# [WORK ITEM]
Within the listing, each line that has the string "OceanCare" should be copied.

# [RECORDS PROVIDED]
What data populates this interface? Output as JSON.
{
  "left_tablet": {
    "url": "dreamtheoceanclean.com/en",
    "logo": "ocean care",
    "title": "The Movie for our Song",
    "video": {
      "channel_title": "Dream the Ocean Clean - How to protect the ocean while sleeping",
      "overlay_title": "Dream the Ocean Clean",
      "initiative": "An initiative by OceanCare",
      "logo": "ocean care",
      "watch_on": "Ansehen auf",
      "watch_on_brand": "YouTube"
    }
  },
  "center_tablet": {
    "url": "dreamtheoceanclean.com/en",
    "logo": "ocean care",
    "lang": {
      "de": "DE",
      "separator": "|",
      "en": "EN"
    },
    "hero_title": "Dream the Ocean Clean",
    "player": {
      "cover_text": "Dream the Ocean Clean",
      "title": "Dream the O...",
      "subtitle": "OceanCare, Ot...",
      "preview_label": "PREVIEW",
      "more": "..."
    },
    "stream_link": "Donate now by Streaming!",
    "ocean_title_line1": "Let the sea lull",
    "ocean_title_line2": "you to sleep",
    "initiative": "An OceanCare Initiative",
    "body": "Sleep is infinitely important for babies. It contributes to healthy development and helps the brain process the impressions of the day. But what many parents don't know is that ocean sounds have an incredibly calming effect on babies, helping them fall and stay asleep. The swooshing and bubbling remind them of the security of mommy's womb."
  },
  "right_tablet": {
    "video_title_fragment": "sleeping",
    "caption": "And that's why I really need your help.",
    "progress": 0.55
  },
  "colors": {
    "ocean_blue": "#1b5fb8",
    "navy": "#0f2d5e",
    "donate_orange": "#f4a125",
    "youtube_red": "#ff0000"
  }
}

# [RESPONSE TO THIS EXERCISE]
      "initiative": "An initiative by OceanCare",
      "subtitle": "OceanCare, Ot...",
    "initiative": "An OceanCare Initiative",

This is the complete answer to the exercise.